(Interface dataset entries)
────

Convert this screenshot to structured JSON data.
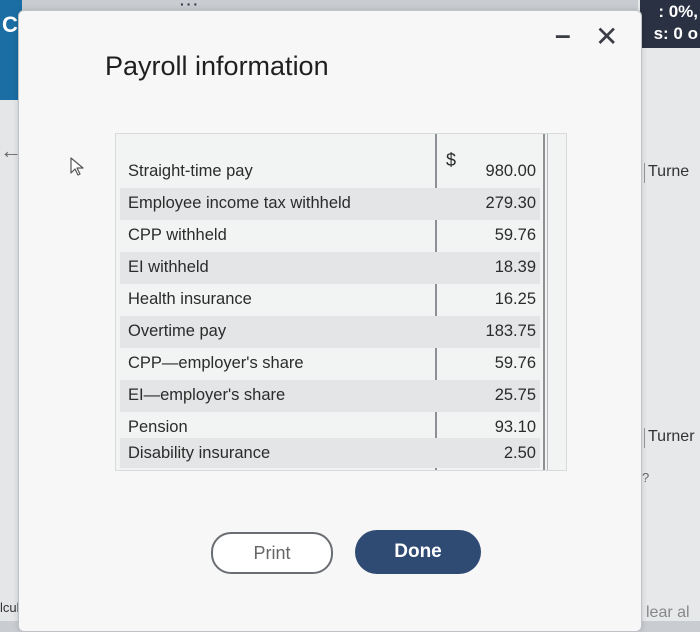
{
  "background": {
    "left_fragment": "CI",
    "left_bottom": "lculate",
    "right_lines": [
      ": 0%,",
      "s: 0 o"
    ],
    "turner_labels": [
      "Turne",
      "Turner"
    ],
    "clear_label": "lear al",
    "question_mark": "?"
  },
  "dialog": {
    "title": "Payroll information",
    "currency_symbol": "$",
    "rows": [
      {
        "label": "Straight-time pay",
        "value": "980.00"
      },
      {
        "label": "Employee income tax withheld",
        "value": "279.30"
      },
      {
        "label": "CPP withheld",
        "value": "59.76"
      },
      {
        "label": "EI withheld",
        "value": "18.39"
      },
      {
        "label": "Health insurance",
        "value": "16.25"
      },
      {
        "label": "Overtime pay",
        "value": "183.75"
      },
      {
        "label": "CPP—employer's share",
        "value": "59.76"
      },
      {
        "label": "EI—employer's share",
        "value": "25.75"
      },
      {
        "label": "Pension",
        "value": "93.10"
      },
      {
        "label": "Disability insurance",
        "value": "2.50"
      }
    ],
    "print_label": "Print",
    "done_label": "Done",
    "minimize_symbol": "–",
    "close_symbol": "✕"
  }
}
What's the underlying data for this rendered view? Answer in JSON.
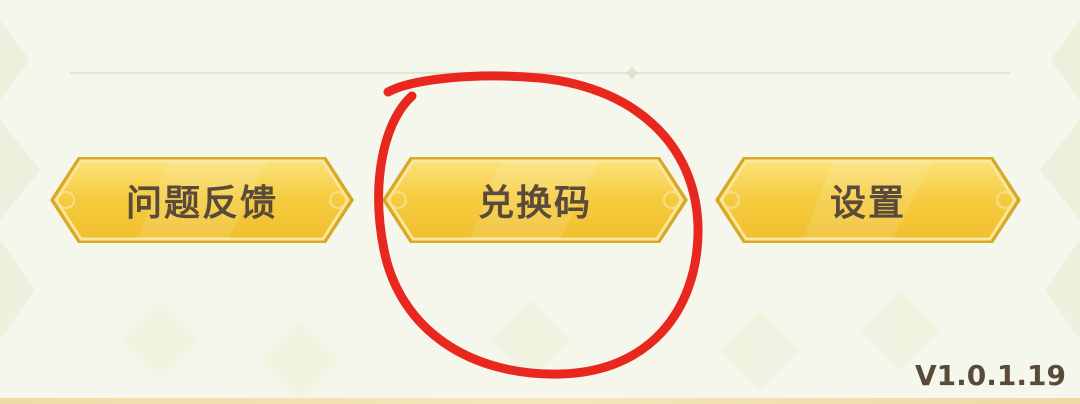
{
  "menu": {
    "buttons": [
      {
        "label": "问题反馈"
      },
      {
        "label": "兑换码"
      },
      {
        "label": "设置"
      }
    ]
  },
  "version": "V1.0.1.19",
  "colors": {
    "background": "#f6f7ec",
    "button_fill": "#f5cc3f",
    "button_border": "#fbe79a",
    "button_edge": "#d8a826",
    "label_text": "#5a4a3a",
    "annotation_circle": "#e8271e"
  }
}
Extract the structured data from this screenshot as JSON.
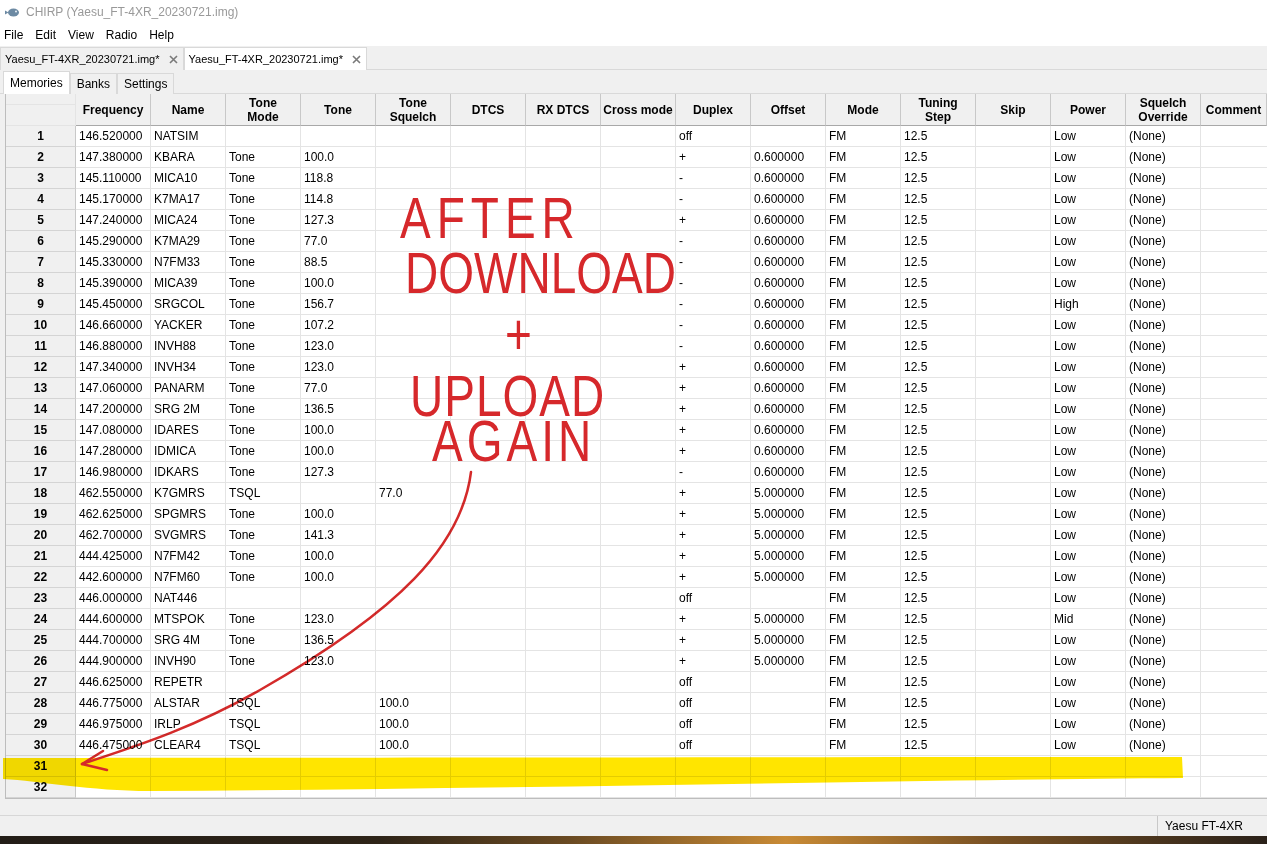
{
  "window": {
    "title": "CHIRP (Yaesu_FT-4XR_20230721.img)"
  },
  "menu": [
    "File",
    "Edit",
    "View",
    "Radio",
    "Help"
  ],
  "file_tabs": [
    {
      "label": "Yaesu_FT-4XR_20230721.img*",
      "selected": false
    },
    {
      "label": "Yaesu_FT-4XR_20230721.img*",
      "selected": true
    }
  ],
  "view_tabs": [
    {
      "label": "Memories",
      "selected": true
    },
    {
      "label": "Banks",
      "selected": false
    },
    {
      "label": "Settings",
      "selected": false
    }
  ],
  "table": {
    "columns": [
      "Frequency",
      "Name",
      "Tone\nMode",
      "Tone",
      "Tone\nSquelch",
      "DTCS",
      "RX DTCS",
      "Cross mode",
      "Duplex",
      "Offset",
      "Mode",
      "Tuning\nStep",
      "Skip",
      "Power",
      "Squelch\nOverride",
      "Comment"
    ],
    "rows": [
      {
        "number": "1",
        "cells": [
          "146.520000",
          "NATSIM",
          null,
          null,
          null,
          null,
          null,
          null,
          "off",
          null,
          "FM",
          "12.5",
          null,
          "Low",
          "(None)"
        ]
      },
      {
        "number": "2",
        "cells": [
          "147.380000",
          "KBARA",
          "Tone",
          "100.0",
          null,
          null,
          null,
          null,
          "+",
          "0.600000",
          "FM",
          "12.5",
          null,
          "Low",
          "(None)"
        ]
      },
      {
        "number": "3",
        "cells": [
          "145.110000",
          "MICA10",
          "Tone",
          "118.8",
          null,
          null,
          null,
          null,
          "-",
          "0.600000",
          "FM",
          "12.5",
          null,
          "Low",
          "(None)"
        ]
      },
      {
        "number": "4",
        "cells": [
          "145.170000",
          "K7MA17",
          "Tone",
          "114.8",
          null,
          null,
          null,
          null,
          "-",
          "0.600000",
          "FM",
          "12.5",
          null,
          "Low",
          "(None)"
        ]
      },
      {
        "number": "5",
        "cells": [
          "147.240000",
          "MICA24",
          "Tone",
          "127.3",
          null,
          null,
          null,
          null,
          "+",
          "0.600000",
          "FM",
          "12.5",
          null,
          "Low",
          "(None)"
        ]
      },
      {
        "number": "6",
        "cells": [
          "145.290000",
          "K7MA29",
          "Tone",
          "77.0",
          null,
          null,
          null,
          null,
          "-",
          "0.600000",
          "FM",
          "12.5",
          null,
          "Low",
          "(None)"
        ]
      },
      {
        "number": "7",
        "cells": [
          "145.330000",
          "N7FM33",
          "Tone",
          "88.5",
          null,
          null,
          null,
          null,
          "-",
          "0.600000",
          "FM",
          "12.5",
          null,
          "Low",
          "(None)"
        ]
      },
      {
        "number": "8",
        "cells": [
          "145.390000",
          "MICA39",
          "Tone",
          "100.0",
          null,
          null,
          null,
          null,
          "-",
          "0.600000",
          "FM",
          "12.5",
          null,
          "Low",
          "(None)"
        ]
      },
      {
        "number": "9",
        "cells": [
          "145.450000",
          "SRGCOL",
          "Tone",
          "156.7",
          null,
          null,
          null,
          null,
          "-",
          "0.600000",
          "FM",
          "12.5",
          null,
          "High",
          "(None)"
        ]
      },
      {
        "number": "10",
        "cells": [
          "146.660000",
          "YACKER",
          "Tone",
          "107.2",
          null,
          null,
          null,
          null,
          "-",
          "0.600000",
          "FM",
          "12.5",
          null,
          "Low",
          "(None)"
        ]
      },
      {
        "number": "11",
        "cells": [
          "146.880000",
          "INVH88",
          "Tone",
          "123.0",
          null,
          null,
          null,
          null,
          "-",
          "0.600000",
          "FM",
          "12.5",
          null,
          "Low",
          "(None)"
        ]
      },
      {
        "number": "12",
        "cells": [
          "147.340000",
          "INVH34",
          "Tone",
          "123.0",
          null,
          null,
          null,
          null,
          "+",
          "0.600000",
          "FM",
          "12.5",
          null,
          "Low",
          "(None)"
        ]
      },
      {
        "number": "13",
        "cells": [
          "147.060000",
          "PANARM",
          "Tone",
          "77.0",
          null,
          null,
          null,
          null,
          "+",
          "0.600000",
          "FM",
          "12.5",
          null,
          "Low",
          "(None)"
        ]
      },
      {
        "number": "14",
        "cells": [
          "147.200000",
          "SRG 2M",
          "Tone",
          "136.5",
          null,
          null,
          null,
          null,
          "+",
          "0.600000",
          "FM",
          "12.5",
          null,
          "Low",
          "(None)"
        ]
      },
      {
        "number": "15",
        "cells": [
          "147.080000",
          "IDARES",
          "Tone",
          "100.0",
          null,
          null,
          null,
          null,
          "+",
          "0.600000",
          "FM",
          "12.5",
          null,
          "Low",
          "(None)"
        ]
      },
      {
        "number": "16",
        "cells": [
          "147.280000",
          "IDMICA",
          "Tone",
          "100.0",
          null,
          null,
          null,
          null,
          "+",
          "0.600000",
          "FM",
          "12.5",
          null,
          "Low",
          "(None)"
        ]
      },
      {
        "number": "17",
        "cells": [
          "146.980000",
          "IDKARS",
          "Tone",
          "127.3",
          null,
          null,
          null,
          null,
          "-",
          "0.600000",
          "FM",
          "12.5",
          null,
          "Low",
          "(None)"
        ]
      },
      {
        "number": "18",
        "cells": [
          "462.550000",
          "K7GMRS",
          "TSQL",
          null,
          "77.0",
          null,
          null,
          null,
          "+",
          "5.000000",
          "FM",
          "12.5",
          null,
          "Low",
          "(None)"
        ]
      },
      {
        "number": "19",
        "cells": [
          "462.625000",
          "SPGMRS",
          "Tone",
          "100.0",
          null,
          null,
          null,
          null,
          "+",
          "5.000000",
          "FM",
          "12.5",
          null,
          "Low",
          "(None)"
        ]
      },
      {
        "number": "20",
        "cells": [
          "462.700000",
          "SVGMRS",
          "Tone",
          "141.3",
          null,
          null,
          null,
          null,
          "+",
          "5.000000",
          "FM",
          "12.5",
          null,
          "Low",
          "(None)"
        ]
      },
      {
        "number": "21",
        "cells": [
          "444.425000",
          "N7FM42",
          "Tone",
          "100.0",
          null,
          null,
          null,
          null,
          "+",
          "5.000000",
          "FM",
          "12.5",
          null,
          "Low",
          "(None)"
        ]
      },
      {
        "number": "22",
        "cells": [
          "442.600000",
          "N7FM60",
          "Tone",
          "100.0",
          null,
          null,
          null,
          null,
          "+",
          "5.000000",
          "FM",
          "12.5",
          null,
          "Low",
          "(None)"
        ]
      },
      {
        "number": "23",
        "cells": [
          "446.000000",
          "NAT446",
          null,
          null,
          null,
          null,
          null,
          null,
          "off",
          null,
          "FM",
          "12.5",
          null,
          "Low",
          "(None)"
        ]
      },
      {
        "number": "24",
        "cells": [
          "444.600000",
          "MTSPOK",
          "Tone",
          "123.0",
          null,
          null,
          null,
          null,
          "+",
          "5.000000",
          "FM",
          "12.5",
          null,
          "Mid",
          "(None)"
        ]
      },
      {
        "number": "25",
        "cells": [
          "444.700000",
          "SRG 4M",
          "Tone",
          "136.5",
          null,
          null,
          null,
          null,
          "+",
          "5.000000",
          "FM",
          "12.5",
          null,
          "Low",
          "(None)"
        ]
      },
      {
        "number": "26",
        "cells": [
          "444.900000",
          "INVH90",
          "Tone",
          "123.0",
          null,
          null,
          null,
          null,
          "+",
          "5.000000",
          "FM",
          "12.5",
          null,
          "Low",
          "(None)"
        ]
      },
      {
        "number": "27",
        "cells": [
          "446.625000",
          "REPETR",
          null,
          null,
          null,
          null,
          null,
          null,
          "off",
          null,
          "FM",
          "12.5",
          null,
          "Low",
          "(None)"
        ]
      },
      {
        "number": "28",
        "cells": [
          "446.775000",
          "ALSTAR",
          "TSQL",
          null,
          "100.0",
          null,
          null,
          null,
          "off",
          null,
          "FM",
          "12.5",
          null,
          "Low",
          "(None)"
        ]
      },
      {
        "number": "29",
        "cells": [
          "446.975000",
          "IRLP",
          "TSQL",
          null,
          "100.0",
          null,
          null,
          null,
          "off",
          null,
          "FM",
          "12.5",
          null,
          "Low",
          "(None)"
        ]
      },
      {
        "number": "30",
        "cells": [
          "446.475000",
          "CLEAR4",
          "TSQL",
          null,
          "100.0",
          null,
          null,
          null,
          "off",
          null,
          "FM",
          "12.5",
          null,
          "Low",
          "(None)"
        ]
      },
      {
        "number": "31"
      },
      {
        "number": "32"
      }
    ]
  },
  "status_bar": {
    "text": "Yaesu FT-4XR"
  },
  "annotation": {
    "lines": [
      "AFTER",
      "DOWNLOAD",
      "+",
      "UPLOAD",
      "AGAIN"
    ]
  }
}
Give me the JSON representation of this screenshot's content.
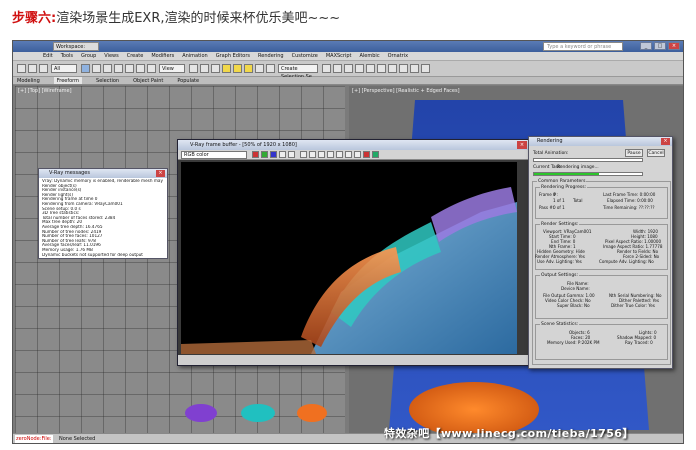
{
  "caption": {
    "label": "步骤六:",
    "text": "渲染场景生成EXR,渲染的时候来杯优乐美吧~~~"
  },
  "app": {
    "workspace": "Workspace: Default",
    "title_search": "Type a keyword or phrase",
    "menu": [
      "Edit",
      "Tools",
      "Group",
      "Views",
      "Create",
      "Modifiers",
      "Animation",
      "Graph Editors",
      "Rendering",
      "Customize",
      "MAXScript",
      "Alembic",
      "Ornatrix"
    ],
    "toolbar": {
      "filter_value": "All",
      "view_value": "View",
      "selection_set": "Create Selection Se"
    },
    "ribbon_tabs": [
      "Modeling",
      "Freeform",
      "Selection",
      "Object Paint",
      "Populate"
    ],
    "viewports": {
      "left_label": "[+] [Top] [Wireframe]",
      "right_label": "[+] [Perspective] [Realistic + Edged Faces]"
    },
    "status": {
      "script_text": "zeroNode:File: Dy",
      "selection": "None Selected"
    }
  },
  "vray_messages": {
    "title": "V-Ray messages",
    "lines": [
      "Vray: Dynamic memory is enabled, renderable mesh may have high rendering time",
      "Render object(s)",
      "Render instance(s)",
      "Render light(s)",
      "Rendering frame at time 0",
      "Rendering from camera: VRayCam001",
      "Scene setup: 0.0 s",
      "3D Tree statistics:",
      "Total number of faces stored: 2384",
      "Max tree depth: 20",
      "Average tree depth: 16.4765",
      "Number of tree nodes: 2419",
      "Number of tree faces: 10127",
      "Number of tree leafs: 978",
      "Average faces/leaf: 11.0196",
      "Memory usage: 1.76 MB",
      "Dynamic buckets not supported for deep output"
    ]
  },
  "frame_buffer": {
    "title": "V-Ray frame buffer - [50% of 1920 x 1080]",
    "channel": "RGB color"
  },
  "rendering_window": {
    "title": "Rendering",
    "pause_label": "Pause",
    "cancel_label": "Cancel",
    "total_animation_label": "Total Animation:",
    "current_task_label": "Current Task:",
    "current_task_value": "Rendering image...",
    "progress_fraction": 0.6,
    "common_parameters_header": "Common Parameters",
    "rendering_progress_header": "Rendering Progress:",
    "frame_label": "Frame #:",
    "frame_value": "0",
    "of_label": "1 of 1",
    "total_label": "Total",
    "pass_label": "Pass #:",
    "pass_value": "0 of 1",
    "last_frame_time": "Last Frame Time: 0:00:00",
    "elapsed_time": "Elapsed Time: 0:00:00",
    "time_remaining": "Time Remaining: ??:??:??",
    "render_settings_header": "Render Settings:",
    "viewport": "Viewport: VRayCam001",
    "width": "Width: 1920",
    "start_time": "Start Time: 0",
    "height": "Height: 1080",
    "end_time": "End Time: 0",
    "pixel_aspect": "Pixel Aspect Ratio: 1.00000",
    "nth_frame": "Nth Frame: 1",
    "image_aspect": "Image Aspect Ratio: 1.77778",
    "hidden_geometry": "Hidden Geometry: Hide",
    "render_to_fields": "Render to Fields: No",
    "render_atmosphere": "Render Atmosphere: Yes",
    "force_2sided": "Force 2-Sided: No",
    "use_adv_lighting": "Use Adv. Lighting: Yes",
    "compute_adv_lighting": "Compute Adv. Lighting: No",
    "output_settings_header": "Output Settings:",
    "file_name": "File Name:",
    "device_name": "Device Name:",
    "file_output_gamma": "File Output Gamma: 1.00",
    "nth_serial": "Nth Serial Numbering: No",
    "video_color_check": "Video Color Check: No",
    "dither_paletted": "Dither Paletted: Yes",
    "super_black": "Super Black: No",
    "dither_true_color": "Dither True Color: Yes",
    "scene_stats_header": "Scene Statistics:",
    "objects": "Objects: 6",
    "lights": "Lights: 0",
    "faces": "Faces: 20",
    "shadow_mapped": "Shadow Mapped: 0",
    "memory_used": "Memory Used: P:202K PM",
    "ray_traced": "Ray Traced: 0"
  },
  "watermark": "特效杂吧【www.linecg.com/tieba/1756】"
}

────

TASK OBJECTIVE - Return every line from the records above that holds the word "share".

RESPONSE TO THIS EXERCISE -
        "label": "CPP—employer's share",
        "label": "EI—employer's share",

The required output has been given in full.